Last month, AirAsia X announced that it had received clearance from the Federal Aviation Authority (FAA) to fly in the United States. The airline was given permission to operate five Airbus A-330–343 aircrafts. The Malaysian long-haul, budget airline is the first Asian low-cost airline to secure approval to fly scheduled passenger jets to the US.
Until the announcement, AirAsia X had focused on expanding in Asia, Australasia, and the Middle East. Even though no details have been made public on flight routes to the continental U.S., the airline will make its first flight to Hawai‘i by the end of June 2017. The flights to Hawai‘i will make a stop in Osaka, Japan as there is more demand to go to the US in Japan than in Malaysia or other hubs.

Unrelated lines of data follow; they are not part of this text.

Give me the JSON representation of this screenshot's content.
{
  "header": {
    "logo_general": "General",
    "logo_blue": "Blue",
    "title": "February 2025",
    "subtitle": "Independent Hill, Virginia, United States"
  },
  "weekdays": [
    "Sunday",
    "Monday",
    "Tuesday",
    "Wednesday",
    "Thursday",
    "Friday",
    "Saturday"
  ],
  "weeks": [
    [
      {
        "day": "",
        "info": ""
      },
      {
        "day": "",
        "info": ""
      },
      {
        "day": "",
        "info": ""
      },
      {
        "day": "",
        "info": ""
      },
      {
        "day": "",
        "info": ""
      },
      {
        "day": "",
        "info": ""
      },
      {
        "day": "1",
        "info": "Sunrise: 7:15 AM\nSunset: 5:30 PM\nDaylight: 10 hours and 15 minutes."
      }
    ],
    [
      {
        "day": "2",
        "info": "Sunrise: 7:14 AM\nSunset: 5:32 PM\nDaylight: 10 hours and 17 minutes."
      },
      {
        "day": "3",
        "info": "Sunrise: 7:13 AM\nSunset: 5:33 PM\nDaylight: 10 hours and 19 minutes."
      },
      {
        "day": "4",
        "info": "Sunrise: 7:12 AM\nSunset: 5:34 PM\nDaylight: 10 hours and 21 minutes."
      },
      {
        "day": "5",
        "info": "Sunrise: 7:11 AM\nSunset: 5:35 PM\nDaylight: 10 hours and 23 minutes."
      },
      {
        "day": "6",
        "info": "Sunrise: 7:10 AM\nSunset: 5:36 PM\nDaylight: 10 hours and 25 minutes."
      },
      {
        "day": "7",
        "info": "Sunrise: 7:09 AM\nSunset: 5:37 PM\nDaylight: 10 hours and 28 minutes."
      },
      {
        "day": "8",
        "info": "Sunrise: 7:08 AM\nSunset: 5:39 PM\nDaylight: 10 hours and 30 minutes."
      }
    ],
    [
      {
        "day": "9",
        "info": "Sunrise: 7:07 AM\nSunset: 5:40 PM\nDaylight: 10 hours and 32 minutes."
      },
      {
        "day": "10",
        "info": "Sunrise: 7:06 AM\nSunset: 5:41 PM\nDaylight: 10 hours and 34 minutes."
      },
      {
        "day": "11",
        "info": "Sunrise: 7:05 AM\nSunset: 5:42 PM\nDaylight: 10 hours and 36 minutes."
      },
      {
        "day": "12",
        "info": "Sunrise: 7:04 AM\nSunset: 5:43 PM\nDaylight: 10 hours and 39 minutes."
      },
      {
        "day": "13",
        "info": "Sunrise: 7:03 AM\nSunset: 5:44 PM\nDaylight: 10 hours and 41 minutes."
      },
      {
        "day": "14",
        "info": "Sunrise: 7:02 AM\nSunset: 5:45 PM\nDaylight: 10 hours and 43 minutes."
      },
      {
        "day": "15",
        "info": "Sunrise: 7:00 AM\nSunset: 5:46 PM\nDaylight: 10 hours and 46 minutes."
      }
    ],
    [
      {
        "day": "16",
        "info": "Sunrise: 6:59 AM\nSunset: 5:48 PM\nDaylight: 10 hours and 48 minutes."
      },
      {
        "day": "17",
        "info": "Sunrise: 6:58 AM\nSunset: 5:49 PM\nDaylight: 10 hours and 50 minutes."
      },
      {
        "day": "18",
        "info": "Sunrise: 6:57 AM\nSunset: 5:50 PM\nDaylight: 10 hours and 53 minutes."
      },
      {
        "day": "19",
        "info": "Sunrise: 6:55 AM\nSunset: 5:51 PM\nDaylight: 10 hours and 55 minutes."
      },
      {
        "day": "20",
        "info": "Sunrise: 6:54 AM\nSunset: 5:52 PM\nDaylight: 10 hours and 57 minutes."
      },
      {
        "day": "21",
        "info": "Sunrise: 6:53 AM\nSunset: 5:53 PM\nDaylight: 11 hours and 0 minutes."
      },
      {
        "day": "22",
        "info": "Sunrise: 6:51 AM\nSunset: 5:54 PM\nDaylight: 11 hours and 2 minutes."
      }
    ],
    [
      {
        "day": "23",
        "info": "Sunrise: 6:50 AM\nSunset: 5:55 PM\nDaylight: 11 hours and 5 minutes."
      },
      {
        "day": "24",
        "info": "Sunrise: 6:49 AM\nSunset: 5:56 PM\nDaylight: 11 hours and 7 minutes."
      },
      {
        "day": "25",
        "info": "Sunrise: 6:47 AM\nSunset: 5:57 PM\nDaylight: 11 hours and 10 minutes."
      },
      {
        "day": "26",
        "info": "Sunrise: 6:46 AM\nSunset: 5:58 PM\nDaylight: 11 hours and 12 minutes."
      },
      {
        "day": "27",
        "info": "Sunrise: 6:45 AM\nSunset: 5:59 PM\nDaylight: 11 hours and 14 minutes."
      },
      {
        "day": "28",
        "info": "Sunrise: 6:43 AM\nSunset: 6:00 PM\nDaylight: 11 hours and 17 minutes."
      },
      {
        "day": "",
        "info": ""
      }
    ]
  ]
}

The new route is expected to continue the strong exchange between Asian countries, particularly Japan and ASEAN nations, and Hawai‘i. In 2013, Japanese visitors contributed $291 million in travel and tourism to the Hawaiian economy, ranking third in total visitor expenditures, visitor days, and arrivals. In 2014, Japan ranked 4th globally and 2nd in the Asia-Pacific as a source of visitors, with Japanese tourists spending $17 billion in the US. Visitors from ASEAN member states contributed $55 million in travel and tourism to Hawai‘i and over $4 billion in the US as a whole. In terms of sister city partnerships, Hawai’i has 23 city, province, and state relationships with Japan alone, and 26 with ASEAN partners including the Philippines and Vietnam. Japanese and ASEAN nationalities account for 35.5% and 39%, respectively of Asian Americans living in Hawai‘i.
In 2016, 4.69 million passengers used AirAsia X services. The airline raised its capacity by 22% to 5.94 million last year. In addition to the new routes to the US, AirAsia X is also considering reviving its long-haul service to London, UK.
Anh Pham is a Research intern at the East West Center in Washington, DC and Master’s Candidate in International Affairs at the School of International Service, American University.
This article was originally published on February 28, 2017 on AsiaMattersforAmerica.org